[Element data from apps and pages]
•••
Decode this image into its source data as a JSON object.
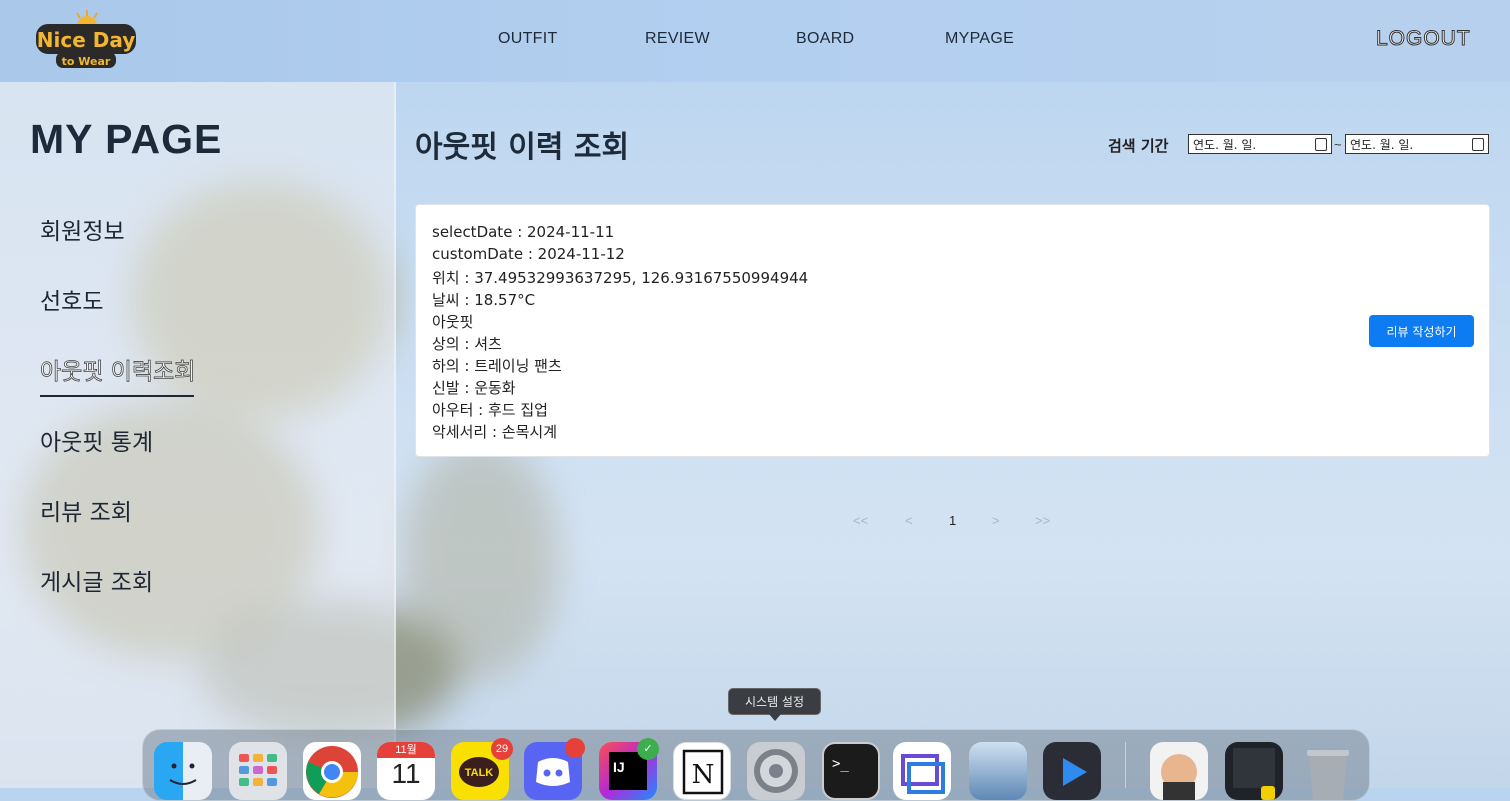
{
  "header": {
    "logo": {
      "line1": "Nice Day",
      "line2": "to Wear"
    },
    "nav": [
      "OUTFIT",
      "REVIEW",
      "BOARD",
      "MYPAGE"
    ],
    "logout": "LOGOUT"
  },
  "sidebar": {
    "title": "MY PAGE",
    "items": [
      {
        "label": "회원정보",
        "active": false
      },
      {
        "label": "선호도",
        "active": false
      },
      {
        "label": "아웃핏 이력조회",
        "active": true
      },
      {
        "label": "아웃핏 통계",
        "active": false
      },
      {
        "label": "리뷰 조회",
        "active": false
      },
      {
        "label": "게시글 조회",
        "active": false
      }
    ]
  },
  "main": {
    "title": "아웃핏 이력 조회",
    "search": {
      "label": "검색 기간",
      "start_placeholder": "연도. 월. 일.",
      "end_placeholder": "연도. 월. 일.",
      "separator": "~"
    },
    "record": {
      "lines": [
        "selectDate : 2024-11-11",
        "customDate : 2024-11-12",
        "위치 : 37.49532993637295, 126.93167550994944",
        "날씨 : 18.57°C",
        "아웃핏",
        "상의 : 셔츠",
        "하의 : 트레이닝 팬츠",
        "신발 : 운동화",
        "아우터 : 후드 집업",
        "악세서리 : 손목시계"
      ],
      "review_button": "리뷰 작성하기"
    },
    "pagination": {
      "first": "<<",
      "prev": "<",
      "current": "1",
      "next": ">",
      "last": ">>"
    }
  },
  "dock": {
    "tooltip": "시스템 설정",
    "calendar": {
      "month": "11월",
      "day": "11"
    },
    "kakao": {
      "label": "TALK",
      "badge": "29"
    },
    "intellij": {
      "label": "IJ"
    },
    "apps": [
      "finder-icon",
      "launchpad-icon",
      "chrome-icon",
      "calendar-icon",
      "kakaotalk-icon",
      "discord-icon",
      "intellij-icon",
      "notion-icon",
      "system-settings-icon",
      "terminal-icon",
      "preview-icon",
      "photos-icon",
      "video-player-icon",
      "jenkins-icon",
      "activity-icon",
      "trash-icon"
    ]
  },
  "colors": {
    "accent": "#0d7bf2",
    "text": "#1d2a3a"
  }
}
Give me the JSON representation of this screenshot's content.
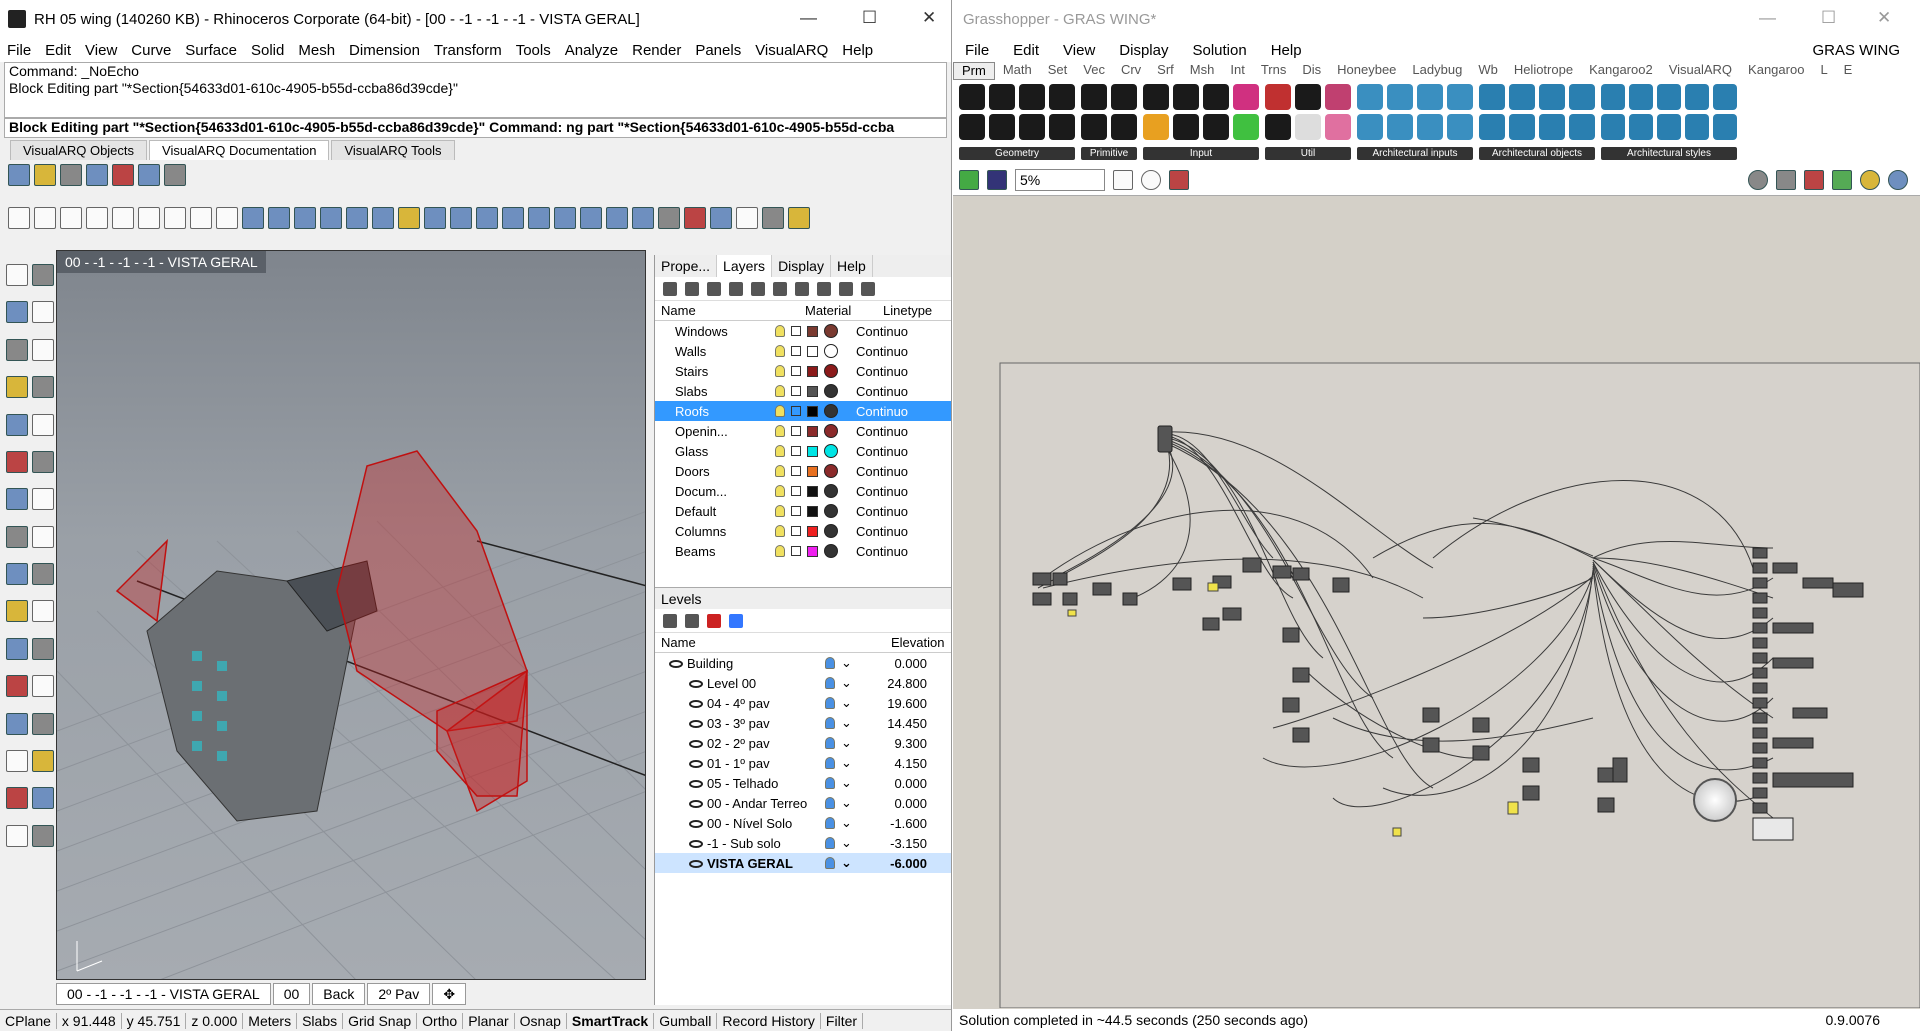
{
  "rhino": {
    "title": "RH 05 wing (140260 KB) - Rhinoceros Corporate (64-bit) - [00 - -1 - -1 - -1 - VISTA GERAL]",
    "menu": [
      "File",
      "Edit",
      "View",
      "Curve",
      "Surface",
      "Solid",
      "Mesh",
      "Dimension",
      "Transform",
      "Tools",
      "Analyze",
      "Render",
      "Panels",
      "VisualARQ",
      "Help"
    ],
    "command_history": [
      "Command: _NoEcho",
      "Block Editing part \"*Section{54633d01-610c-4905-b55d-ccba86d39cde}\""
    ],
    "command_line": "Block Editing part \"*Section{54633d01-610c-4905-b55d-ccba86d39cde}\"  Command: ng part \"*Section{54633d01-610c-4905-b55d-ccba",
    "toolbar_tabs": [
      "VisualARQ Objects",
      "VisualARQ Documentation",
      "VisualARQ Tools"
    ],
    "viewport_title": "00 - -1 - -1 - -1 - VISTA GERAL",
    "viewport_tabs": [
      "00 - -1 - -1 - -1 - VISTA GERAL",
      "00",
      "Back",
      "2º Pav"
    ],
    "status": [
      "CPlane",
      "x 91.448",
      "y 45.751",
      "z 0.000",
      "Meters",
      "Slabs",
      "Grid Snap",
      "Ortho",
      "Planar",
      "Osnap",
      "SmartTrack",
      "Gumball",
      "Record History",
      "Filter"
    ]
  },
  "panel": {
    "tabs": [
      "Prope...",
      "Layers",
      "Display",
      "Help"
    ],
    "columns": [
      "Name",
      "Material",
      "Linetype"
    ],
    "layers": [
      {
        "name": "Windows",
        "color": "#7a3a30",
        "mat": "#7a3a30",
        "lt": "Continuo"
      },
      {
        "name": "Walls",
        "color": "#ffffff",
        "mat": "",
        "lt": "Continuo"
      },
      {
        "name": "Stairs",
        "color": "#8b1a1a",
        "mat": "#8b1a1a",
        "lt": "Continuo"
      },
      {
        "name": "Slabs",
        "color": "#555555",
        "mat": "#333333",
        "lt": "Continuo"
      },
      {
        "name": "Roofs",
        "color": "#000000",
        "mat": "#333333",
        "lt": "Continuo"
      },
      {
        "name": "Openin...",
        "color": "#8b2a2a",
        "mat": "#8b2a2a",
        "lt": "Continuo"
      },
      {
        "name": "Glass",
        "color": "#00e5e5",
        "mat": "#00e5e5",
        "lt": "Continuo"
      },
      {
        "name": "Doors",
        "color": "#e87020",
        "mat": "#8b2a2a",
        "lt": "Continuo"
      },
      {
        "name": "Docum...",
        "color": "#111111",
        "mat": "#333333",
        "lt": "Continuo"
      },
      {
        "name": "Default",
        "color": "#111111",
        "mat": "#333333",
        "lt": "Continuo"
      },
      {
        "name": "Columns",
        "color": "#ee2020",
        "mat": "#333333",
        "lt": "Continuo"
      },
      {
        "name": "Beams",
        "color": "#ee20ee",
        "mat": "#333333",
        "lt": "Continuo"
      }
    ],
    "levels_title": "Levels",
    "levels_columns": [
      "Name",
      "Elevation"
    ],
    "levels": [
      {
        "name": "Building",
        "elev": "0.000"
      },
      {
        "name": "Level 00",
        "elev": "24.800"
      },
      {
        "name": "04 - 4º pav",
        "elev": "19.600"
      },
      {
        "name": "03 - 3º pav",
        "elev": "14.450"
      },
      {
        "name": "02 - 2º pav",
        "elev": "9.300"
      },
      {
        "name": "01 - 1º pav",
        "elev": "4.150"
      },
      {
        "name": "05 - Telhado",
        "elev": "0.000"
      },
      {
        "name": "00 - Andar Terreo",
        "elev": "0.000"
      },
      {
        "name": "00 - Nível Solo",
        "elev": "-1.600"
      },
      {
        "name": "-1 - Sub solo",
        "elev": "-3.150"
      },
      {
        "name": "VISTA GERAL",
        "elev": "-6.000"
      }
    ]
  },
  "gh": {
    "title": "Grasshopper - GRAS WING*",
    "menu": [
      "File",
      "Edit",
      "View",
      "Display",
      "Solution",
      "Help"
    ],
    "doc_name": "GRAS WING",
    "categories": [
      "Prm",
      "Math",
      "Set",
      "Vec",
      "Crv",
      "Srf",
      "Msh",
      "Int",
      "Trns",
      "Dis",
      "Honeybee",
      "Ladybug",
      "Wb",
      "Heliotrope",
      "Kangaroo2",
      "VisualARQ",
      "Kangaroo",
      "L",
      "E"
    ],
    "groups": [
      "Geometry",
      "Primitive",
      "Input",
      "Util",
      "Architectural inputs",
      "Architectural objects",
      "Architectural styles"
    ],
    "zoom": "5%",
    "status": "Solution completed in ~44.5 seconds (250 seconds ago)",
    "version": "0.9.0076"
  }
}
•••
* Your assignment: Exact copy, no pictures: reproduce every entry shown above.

* Task answer:
Decode this image into its source data as a JSON object.
{
  "header": {
    "logo": {
      "line1": "Nice Day",
      "line2": "to Wear"
    },
    "nav": [
      "OUTFIT",
      "REVIEW",
      "BOARD",
      "MYPAGE"
    ],
    "logout": "LOGOUT"
  },
  "sidebar": {
    "title": "MY PAGE",
    "items": [
      {
        "label": "회원정보",
        "active": false
      },
      {
        "label": "선호도",
        "active": false
      },
      {
        "label": "아웃핏 이력조회",
        "active": true
      },
      {
        "label": "아웃핏 통계",
        "active": false
      },
      {
        "label": "리뷰 조회",
        "active": false
      },
      {
        "label": "게시글 조회",
        "active": false
      }
    ]
  },
  "main": {
    "title": "아웃핏 이력 조회",
    "search": {
      "label": "검색 기간",
      "start_placeholder": "연도. 월. 일.",
      "end_placeholder": "연도. 월. 일.",
      "separator": "~"
    },
    "record": {
      "lines": [
        "selectDate : 2024-11-11",
        "customDate : 2024-11-12",
        "위치 : 37.49532993637295, 126.93167550994944",
        "날씨 : 18.57°C",
        "아웃핏",
        "상의 : 셔츠",
        "하의 : 트레이닝 팬츠",
        "신발 : 운동화",
        "아우터 : 후드 집업",
        "악세서리 : 손목시계"
      ],
      "review_button": "리뷰 작성하기"
    },
    "pagination": {
      "first": "<<",
      "prev": "<",
      "current": "1",
      "next": ">",
      "last": ">>"
    }
  },
  "dock": {
    "tooltip": "시스템 설정",
    "calendar": {
      "month": "11월",
      "day": "11"
    },
    "kakao": {
      "label": "TALK",
      "badge": "29"
    },
    "intellij": {
      "label": "IJ"
    },
    "apps": [
      "finder-icon",
      "launchpad-icon",
      "chrome-icon",
      "calendar-icon",
      "kakaotalk-icon",
      "discord-icon",
      "intellij-icon",
      "notion-icon",
      "system-settings-icon",
      "terminal-icon",
      "preview-icon",
      "photos-icon",
      "video-player-icon",
      "jenkins-icon",
      "activity-icon",
      "trash-icon"
    ]
  },
  "colors": {
    "accent": "#0d7bf2",
    "text": "#1d2a3a"
  }
}
Give me the JSON representation of this screenshot's content.
{
  "rhino": {
    "title": "RH 05 wing (140260 KB) - Rhinoceros Corporate (64-bit) - [00 - -1 - -1 - -1 - VISTA GERAL]",
    "menu": [
      "File",
      "Edit",
      "View",
      "Curve",
      "Surface",
      "Solid",
      "Mesh",
      "Dimension",
      "Transform",
      "Tools",
      "Analyze",
      "Render",
      "Panels",
      "VisualARQ",
      "Help"
    ],
    "command_history": [
      "Command: _NoEcho",
      "Block Editing part \"*Section{54633d01-610c-4905-b55d-ccba86d39cde}\""
    ],
    "command_line": "Block Editing part \"*Section{54633d01-610c-4905-b55d-ccba86d39cde}\"  Command: ng part \"*Section{54633d01-610c-4905-b55d-ccba",
    "toolbar_tabs": [
      "VisualARQ Objects",
      "VisualARQ Documentation",
      "VisualARQ Tools"
    ],
    "viewport_title": "00 - -1 - -1 - -1 - VISTA GERAL",
    "viewport_tabs": [
      "00 - -1 - -1 - -1 - VISTA GERAL",
      "00",
      "Back",
      "2º Pav"
    ],
    "status": [
      "CPlane",
      "x 91.448",
      "y 45.751",
      "z 0.000",
      "Meters",
      "Slabs",
      "Grid Snap",
      "Ortho",
      "Planar",
      "Osnap",
      "SmartTrack",
      "Gumball",
      "Record History",
      "Filter"
    ]
  },
  "panel": {
    "tabs": [
      "Prope...",
      "Layers",
      "Display",
      "Help"
    ],
    "columns": [
      "Name",
      "Material",
      "Linetype"
    ],
    "layers": [
      {
        "name": "Windows",
        "color": "#7a3a30",
        "mat": "#7a3a30",
        "lt": "Continuo"
      },
      {
        "name": "Walls",
        "color": "#ffffff",
        "mat": "",
        "lt": "Continuo"
      },
      {
        "name": "Stairs",
        "color": "#8b1a1a",
        "mat": "#8b1a1a",
        "lt": "Continuo"
      },
      {
        "name": "Slabs",
        "color": "#555555",
        "mat": "#333333",
        "lt": "Continuo"
      },
      {
        "name": "Roofs",
        "color": "#000000",
        "mat": "#333333",
        "lt": "Continuo"
      },
      {
        "name": "Openin...",
        "color": "#8b2a2a",
        "mat": "#8b2a2a",
        "lt": "Continuo"
      },
      {
        "name": "Glass",
        "color": "#00e5e5",
        "mat": "#00e5e5",
        "lt": "Continuo"
      },
      {
        "name": "Doors",
        "color": "#e87020",
        "mat": "#8b2a2a",
        "lt": "Continuo"
      },
      {
        "name": "Docum...",
        "color": "#111111",
        "mat": "#333333",
        "lt": "Continuo"
      },
      {
        "name": "Default",
        "color": "#111111",
        "mat": "#333333",
        "lt": "Continuo"
      },
      {
        "name": "Columns",
        "color": "#ee2020",
        "mat": "#333333",
        "lt": "Continuo"
      },
      {
        "name": "Beams",
        "color": "#ee20ee",
        "mat": "#333333",
        "lt": "Continuo"
      }
    ],
    "levels_title": "Levels",
    "levels_columns": [
      "Name",
      "Elevation"
    ],
    "levels": [
      {
        "name": "Building",
        "elev": "0.000"
      },
      {
        "name": "Level 00",
        "elev": "24.800"
      },
      {
        "name": "04 - 4º pav",
        "elev": "19.600"
      },
      {
        "name": "03 - 3º pav",
        "elev": "14.450"
      },
      {
        "name": "02 - 2º pav",
        "elev": "9.300"
      },
      {
        "name": "01 - 1º pav",
        "elev": "4.150"
      },
      {
        "name": "05 - Telhado",
        "elev": "0.000"
      },
      {
        "name": "00 - Andar Terreo",
        "elev": "0.000"
      },
      {
        "name": "00 - Nível Solo",
        "elev": "-1.600"
      },
      {
        "name": "-1 - Sub solo",
        "elev": "-3.150"
      },
      {
        "name": "VISTA GERAL",
        "elev": "-6.000"
      }
    ]
  },
  "gh": {
    "title": "Grasshopper - GRAS WING*",
    "menu": [
      "File",
      "Edit",
      "View",
      "Display",
      "Solution",
      "Help"
    ],
    "doc_name": "GRAS WING",
    "categories": [
      "Prm",
      "Math",
      "Set",
      "Vec",
      "Crv",
      "Srf",
      "Msh",
      "Int",
      "Trns",
      "Dis",
      "Honeybee",
      "Ladybug",
      "Wb",
      "Heliotrope",
      "Kangaroo2",
      "VisualARQ",
      "Kangaroo",
      "L",
      "E"
    ],
    "groups": [
      "Geometry",
      "Primitive",
      "Input",
      "Util",
      "Architectural inputs",
      "Architectural objects",
      "Architectural styles"
    ],
    "zoom": "5%",
    "status": "Solution completed in ~44.5 seconds (250 seconds ago)",
    "version": "0.9.0076"
  }
}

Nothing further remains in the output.